This is a roof-top retreat for residents of a stunning new development of flats and leisure facilities in Sunderland. The River Quarter, a £10 million mixed-use development comprising a mix of commercial and residential accommodation in Sunderland city centre. The green roof was installed over the car park structural concrete roof deck.
A green roof has helped the new Oakham Co-Op become one of the most energy efficient retail stores in the country. The new building incorporates a range of energy saving features including the ZinCo green roof which is planted with local species to create a wildlife habitat. It is anticipated that the building will achieve a reduction in CO2 emissions from 103kg/m2/year to just 40kg/m2/year. The roof features sedum-based plants that will require minimal irrigation and maintenance. The roof offers notable ecological benefits, providing a natural habitat for plants and wildlife, while helping to reduce air and noise pollution, cutting carbon emissions and assisting with rainwater retention and attenuation.
BENEFITS OF A GREEN ROOF

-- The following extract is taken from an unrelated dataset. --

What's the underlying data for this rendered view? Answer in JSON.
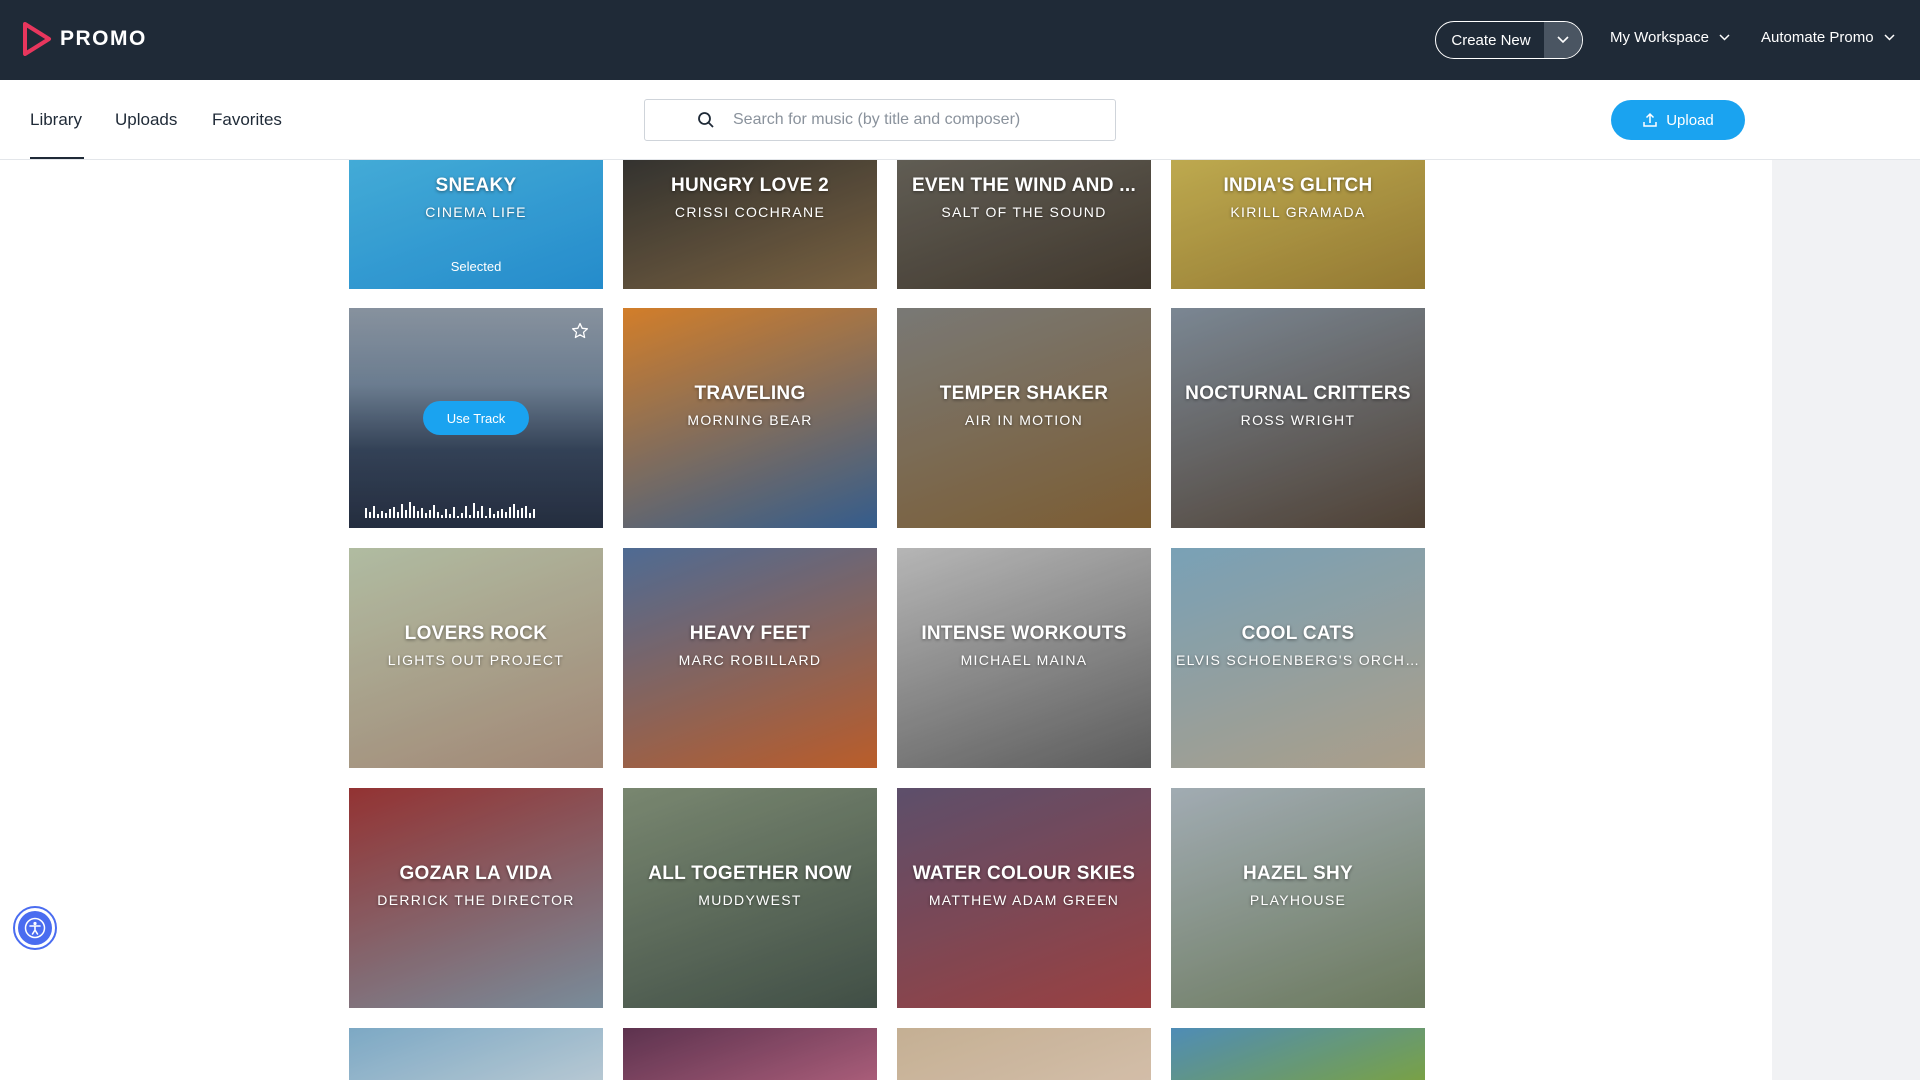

Depending on their design, green roofs retain between 50 and 90% of rainwater. A large proportion of this water evaporates, whilst the rest gradually drains away. Pipes, drains, water butts etc. can all be incorporated into the green roof and can help to reduce drainage costs. The risks of flooding are reduced and some of the burden is taken from the sewerage system.
Improving the Microclimate
Green roofs humidify the air and provide some cool air. This is particularly effective on rooftops that lie adjacent to residential or office spaces, but also makes a valuable contribution to improving the microclimate in our urban centres. Furthermore, air conditioning systems have a much greater affect due to the reduced heating.
Improved Noise Protection
Green roofs reduce sound reflexion by up to 3 dB and improve the sound proofing of a roof by up to 8 dB. These benefits are particularly useful for buildings which lie under flight paths or which contain very strong sources of noise (e.g. nightclubs, etc.).
A Larger Living Space
Landscaped roofs can go a considerable way to help compensate for green spaces, which are lost during building works. In particular, extensive species-rich landscaping can provide diverse opportunities for offering a balance.
Reduced Renovation Costs
When placed under a green roof, waterproofing is better protected from UV-rays, hail and the hot and cold. Oscillations in temperature are reduced and the life expectancy of the roof waterproofing is vastly increased.
Having a green roof means that the piece of land in question can be better utilised: the green roof can be taken into account as a substitute for sacrificed landscaped areas.
Rooftops can be put to a number of different uses – from a pure nature reserve to a relaxing garden to a rooftop cafe or playground/sports pitch. And all this can be achieved without having to purchase new and expensive land.
Chck out this website for some more fascinating ideas about green roofing. You are already thinking about what you can do to your own roof now, aren’t you….